  • Like
Reactions: raysoflight
Jul 9, 2017
46
23
Status
Pre-Dental
Hey, raysoflight, when is your DAT day? You're next to defeat the DAT Beast, always happy to answer your questions.

Dr. Romano
Thank you Dr. Romano! My test is in 9 days from today.

Your test in a week?! My last week was primarily going through most of destroyer a second time with bootcamp practice exams in the sciences here and there. OH. yes. Bootcamp's subject-specific practice was extra and definitely helped on certain PAT sections. I did like 5 or 10 problems each for the harder sections (keyholes, TFE, and pattern folding) and played with each 3D solution. This helped me get better at visualizing for a general idea of what a certain portion of the answer should look like, which often stood out in the answer choices.
Ah ok thanks!! I have a little over a week left, and Im trying to go through destroyer one more time, and do as many bootcamp practice tests as I can
 

orgoman22

DAT DESTROYER... Dr. Romano and Nancy
Lifetime Donor
Sponsor
Vendor
10+ Year Member
Mar 12, 2005
4,206
3,046
New York City
www.orgoman.com
Status
Non-Student
Thank you Dr. Romano! My test is in 9 days from today.



Ah ok thanks!! I have a little over a week left, and Im trying to go through destroyer one more time, and do as many bootcamp practice tests as I can
We are only a post or message a way if you need some help...Keep up the great work...
 
  • Like
Reactions: raysoflight

orgoman22

DAT DESTROYER... Dr. Romano and Nancy
Lifetime Donor
Sponsor
Vendor
10+ Year Member
Mar 12, 2005
4,206
3,046
New York City
www.orgoman.com
Status
Non-Student
Your test in a week?! My last week was primarily going through most of destroyer a second time with bootcamp practice exams in the sciences here and there. OH. yes. Bootcamp's subject-specific practice was extra and definitely helped on certain PAT sections. I did like 5 or 10 problems each for the harder sections (keyholes, TFE, and pattern folding) and played with each 3D solution. This helped me get better at visualizing for a general idea of what a certain portion of the answer should look like, which often stood out in the answer choices.
Sorry TM, didn't mean to hijack your thread.

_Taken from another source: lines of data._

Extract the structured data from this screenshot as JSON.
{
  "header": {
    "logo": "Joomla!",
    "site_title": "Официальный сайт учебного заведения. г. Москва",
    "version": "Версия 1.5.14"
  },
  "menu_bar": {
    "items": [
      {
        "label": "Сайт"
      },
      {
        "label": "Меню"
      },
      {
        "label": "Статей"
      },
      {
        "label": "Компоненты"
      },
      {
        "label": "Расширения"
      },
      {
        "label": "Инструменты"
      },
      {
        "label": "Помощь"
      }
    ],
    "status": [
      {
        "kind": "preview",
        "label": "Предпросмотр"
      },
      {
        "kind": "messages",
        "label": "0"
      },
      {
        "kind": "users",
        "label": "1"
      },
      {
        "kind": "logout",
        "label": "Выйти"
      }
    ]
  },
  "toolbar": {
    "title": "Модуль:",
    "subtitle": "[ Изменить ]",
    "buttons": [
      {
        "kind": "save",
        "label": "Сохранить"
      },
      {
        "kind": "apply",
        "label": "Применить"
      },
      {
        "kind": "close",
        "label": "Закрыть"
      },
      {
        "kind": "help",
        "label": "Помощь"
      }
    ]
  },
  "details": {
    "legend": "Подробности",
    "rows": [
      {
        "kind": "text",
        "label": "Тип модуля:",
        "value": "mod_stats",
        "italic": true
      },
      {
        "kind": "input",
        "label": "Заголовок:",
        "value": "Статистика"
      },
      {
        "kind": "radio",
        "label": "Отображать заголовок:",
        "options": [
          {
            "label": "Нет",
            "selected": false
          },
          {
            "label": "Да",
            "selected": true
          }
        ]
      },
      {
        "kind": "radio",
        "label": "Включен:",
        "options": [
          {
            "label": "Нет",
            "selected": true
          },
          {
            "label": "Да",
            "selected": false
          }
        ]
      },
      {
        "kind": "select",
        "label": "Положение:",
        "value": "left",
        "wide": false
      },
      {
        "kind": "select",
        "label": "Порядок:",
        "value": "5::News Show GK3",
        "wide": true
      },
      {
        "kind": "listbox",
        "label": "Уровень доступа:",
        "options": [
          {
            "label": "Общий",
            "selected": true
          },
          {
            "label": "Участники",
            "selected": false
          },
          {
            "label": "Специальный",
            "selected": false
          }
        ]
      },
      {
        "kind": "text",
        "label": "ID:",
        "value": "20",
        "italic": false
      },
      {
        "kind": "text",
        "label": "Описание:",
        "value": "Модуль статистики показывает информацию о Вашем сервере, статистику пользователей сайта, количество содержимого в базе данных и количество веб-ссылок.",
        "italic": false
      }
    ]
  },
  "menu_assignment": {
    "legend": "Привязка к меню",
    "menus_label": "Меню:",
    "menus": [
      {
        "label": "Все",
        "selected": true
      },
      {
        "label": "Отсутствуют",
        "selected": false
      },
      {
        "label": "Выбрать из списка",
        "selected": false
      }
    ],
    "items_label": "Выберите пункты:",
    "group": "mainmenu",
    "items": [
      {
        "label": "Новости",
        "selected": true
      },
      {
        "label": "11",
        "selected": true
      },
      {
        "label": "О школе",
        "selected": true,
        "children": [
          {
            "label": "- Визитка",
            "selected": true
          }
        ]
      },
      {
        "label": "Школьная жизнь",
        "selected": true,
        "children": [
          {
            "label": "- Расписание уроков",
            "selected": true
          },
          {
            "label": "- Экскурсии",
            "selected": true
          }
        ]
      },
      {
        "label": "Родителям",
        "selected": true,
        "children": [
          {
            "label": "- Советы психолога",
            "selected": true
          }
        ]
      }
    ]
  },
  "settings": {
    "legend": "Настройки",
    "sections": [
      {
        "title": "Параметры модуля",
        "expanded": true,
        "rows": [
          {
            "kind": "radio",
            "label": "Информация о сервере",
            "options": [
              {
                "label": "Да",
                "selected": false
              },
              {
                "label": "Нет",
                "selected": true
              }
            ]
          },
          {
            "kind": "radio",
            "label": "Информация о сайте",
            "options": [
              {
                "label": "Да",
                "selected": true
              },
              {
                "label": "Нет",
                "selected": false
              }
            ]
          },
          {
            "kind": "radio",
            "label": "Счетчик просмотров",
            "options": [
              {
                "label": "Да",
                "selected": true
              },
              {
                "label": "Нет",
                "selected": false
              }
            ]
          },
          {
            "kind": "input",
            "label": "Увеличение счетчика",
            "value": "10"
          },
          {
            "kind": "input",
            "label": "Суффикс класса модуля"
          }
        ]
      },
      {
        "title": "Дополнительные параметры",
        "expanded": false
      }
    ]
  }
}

Hope you are celebrating the day and Ray is next in line...
 
  • Like
Reactions: ThirdMolarz

Faefly

2+ Year Member
Jun 21, 2016
1,990
1,163
Status
Dental Student
The last part was funny lol. I can't imagine what they threw at you in Qr, but you made it!

The ordeal is finally over with such fantastic scores.

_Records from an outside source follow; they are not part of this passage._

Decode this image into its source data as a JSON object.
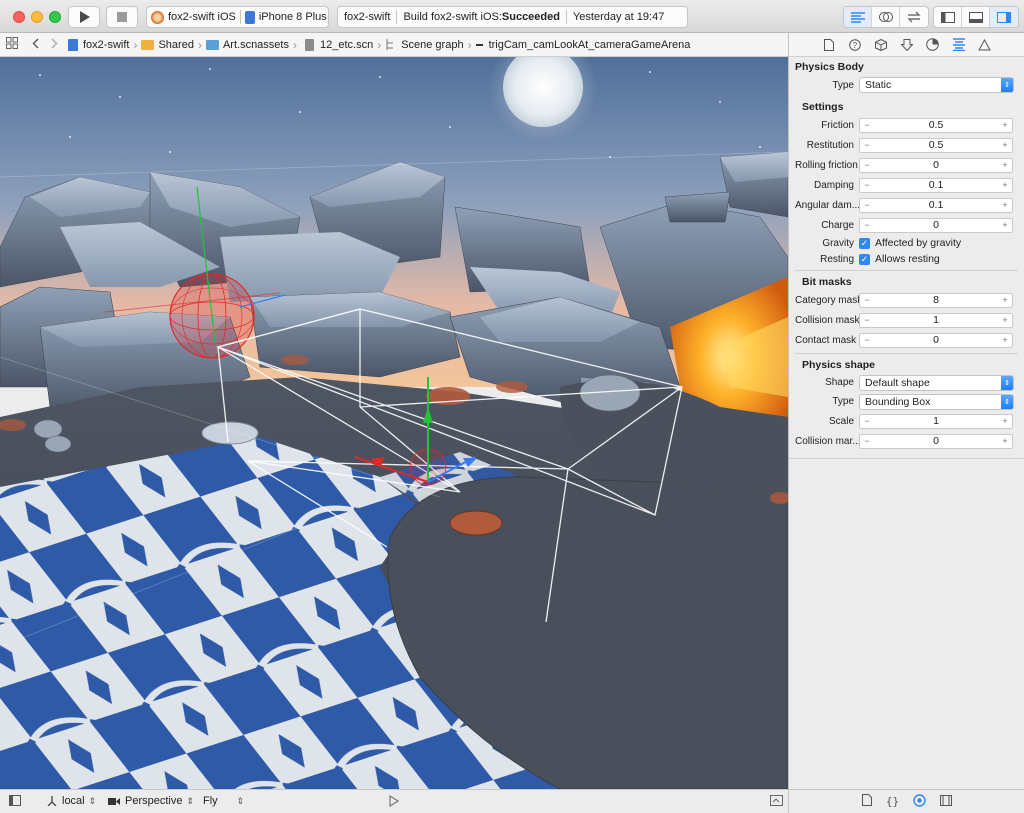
{
  "toolbar": {
    "scheme_target": "fox2-swift iOS",
    "scheme_device": "iPhone 8 Plus",
    "activity_project": "fox2-swift",
    "activity_status_prefix": "Build fox2-swift iOS: ",
    "activity_status_result": "Succeeded",
    "activity_time": "Yesterday at 19:47"
  },
  "jumpbar": {
    "items": [
      "fox2-swift",
      "Shared",
      "Art.scnassets",
      "12_etc.scn",
      "Scene graph",
      "trigCam_camLookAt_cameraGameArena"
    ]
  },
  "bottombar": {
    "coord_space": "local",
    "camera": "Perspective",
    "nav_mode": "Fly"
  },
  "inspector": {
    "physics_body": {
      "title": "Physics Body",
      "type_label": "Type",
      "type_value": "Static"
    },
    "settings": {
      "title": "Settings",
      "rows": [
        {
          "label": "Friction",
          "value": "0.5"
        },
        {
          "label": "Restitution",
          "value": "0.5"
        },
        {
          "label": "Rolling friction",
          "value": "0"
        },
        {
          "label": "Damping",
          "value": "0.1"
        },
        {
          "label": "Angular dam...",
          "value": "0.1"
        },
        {
          "label": "Charge",
          "value": "0"
        }
      ],
      "gravity_label": "Gravity",
      "gravity_text": "Affected by gravity",
      "resting_label": "Resting",
      "resting_text": "Allows resting"
    },
    "bit_masks": {
      "title": "Bit masks",
      "rows": [
        {
          "label": "Category mask",
          "value": "8"
        },
        {
          "label": "Collision mask",
          "value": "1"
        },
        {
          "label": "Contact mask",
          "value": "0"
        }
      ]
    },
    "physics_shape": {
      "title": "Physics shape",
      "shape_label": "Shape",
      "shape_value": "Default shape",
      "type_label": "Type",
      "type_value": "Bounding Box",
      "scale_label": "Scale",
      "scale_value": "1",
      "margin_label": "Collision mar...",
      "margin_value": "0"
    }
  },
  "colors": {
    "accent": "#2f87f6",
    "selection_red": "#e02a2a",
    "axis_green": "#22c43a",
    "axis_blue": "#3a7bf0"
  }
}
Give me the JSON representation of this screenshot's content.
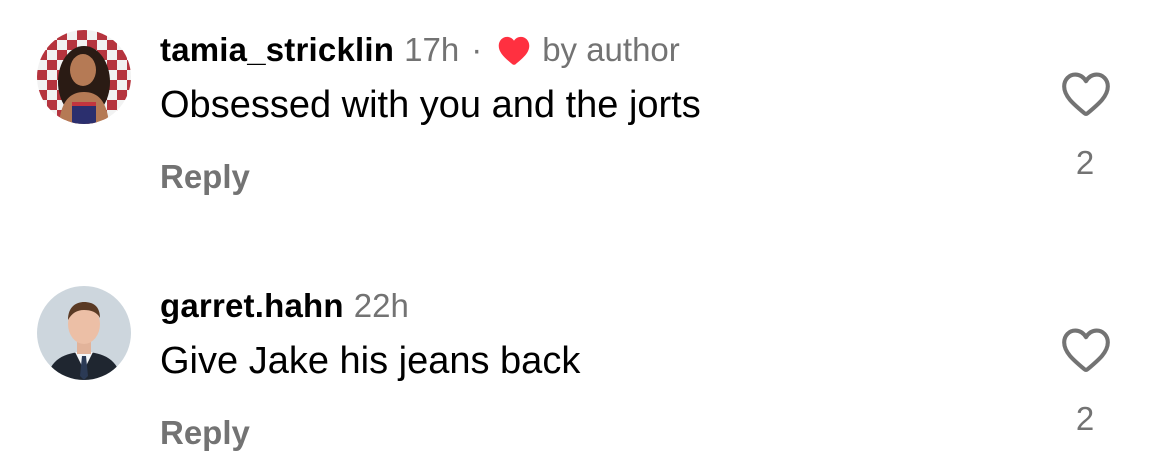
{
  "comments": [
    {
      "username": "tamia_stricklin",
      "time": "17h",
      "separator": "·",
      "author_badge": "by author",
      "text": "Obsessed with you and the jorts",
      "reply_label": "Reply",
      "like_count": "2"
    },
    {
      "username": "garret.hahn",
      "time": "22h",
      "text": "Give Jake his jeans back",
      "reply_label": "Reply",
      "like_count": "2"
    }
  ],
  "colors": {
    "text": "#000000",
    "secondary": "#737373",
    "author_heart": "#ff3040",
    "like_outline": "#737373"
  },
  "icons": {
    "avatar_1": "avatar-checkered-background",
    "avatar_2": "avatar-man-in-suit",
    "author_like": "heart-filled-icon",
    "like_button": "heart-outline-icon"
  }
}
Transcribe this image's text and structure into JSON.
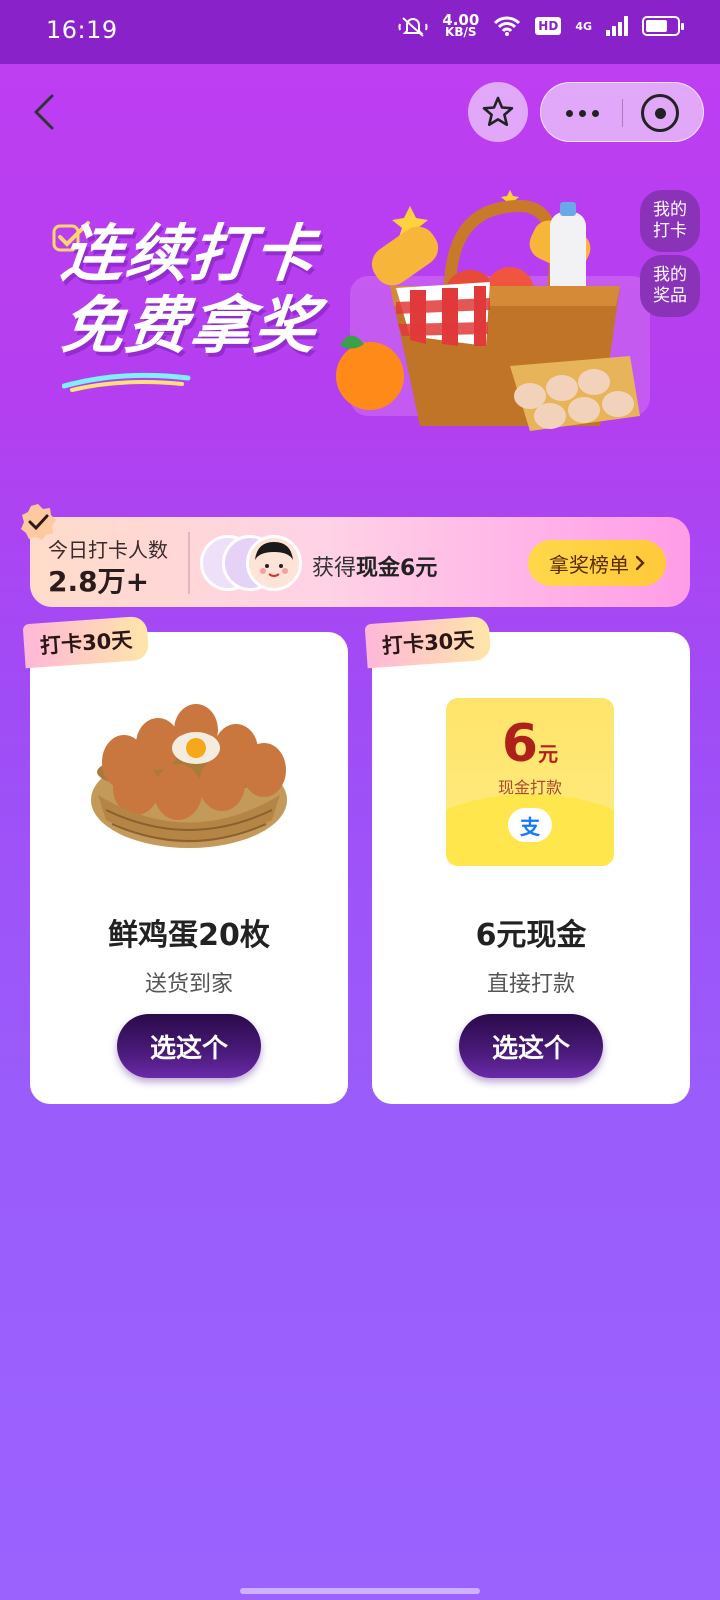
{
  "status_bar": {
    "time": "16:19",
    "speed_value": "4.00",
    "speed_unit": "KB/S",
    "hd": "HD",
    "network": "4G"
  },
  "nav": {
    "back_icon": "chevron-left-icon",
    "favorite_icon": "star-icon",
    "more_icon": "more-dots-icon",
    "close_icon": "target-circle-icon"
  },
  "banner": {
    "line1": "连续打卡",
    "line2": "免费拿奖"
  },
  "side_buttons": {
    "my_checkin": "我的打卡",
    "my_prizes": "我的奖品"
  },
  "stats": {
    "label": "今日打卡人数",
    "value": "2.8万+",
    "award_prefix": "获得",
    "award_value": "现金6元",
    "rank_button": "拿奖榜单"
  },
  "cards": [
    {
      "tag": "打卡30天",
      "title": "鲜鸡蛋20枚",
      "subtitle": "送货到家",
      "button": "选这个"
    },
    {
      "tag": "打卡30天",
      "title": "6元现金",
      "subtitle": "直接打款",
      "button": "选这个",
      "cash_amount": "6",
      "cash_unit": "元",
      "cash_label": "现金打款",
      "cash_icon": "支"
    }
  ],
  "colors": {
    "primary_purple": "#b43ff0",
    "button_dark": "#2a0a4a",
    "rank_yellow": "#ffd84a",
    "cash_red": "#b0201a"
  }
}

Congratulations. I hope you get into your dream school.

Thank you for this helpful breakdown, but how did you forget that experience with Pat is pretty scary haha.

I have some questions: In term of difficulty, DAT RC harder or easier than Bootcamp?
Same question for pattern folding and TFE?
 

Pearl E. White

D1 at LECOM
5+ Year Member
May 20, 2014
1,090
976
Bradenton, FL
Status
Dental Student
Yay! Congratulations! So happy for you. Excellent work.
 
  • Like
Reactions: ThirdMolarz
OP
ThirdMolarz

ThirdMolarz

2+ Year Member
Apr 22, 2017
188
293
The last part was funny lol. I can't imagine what they threw at you in Qr, but you made it!

The ordeal is finally over with such fantastic scores.

Congratulations. I hope you get into your dream school.

Thank you for this helpful breakdown, but how did you forget that experience with Pat is pretty scary haha.

I have some questions: In term of difficulty, DAT RC harder or easier than Bootcamp?
Same question for pattern folding and TFE?
Did not forget haha. Sink or swim, timer was running. RC difficulty depends on the passages you get. Mine were similar, maybe 90% difficulty. Pattern folding and TFE had varying levels of difficulty within each set of questions just like in bootcamp.
 
  • Like
Reactions: Faefly
About the Ads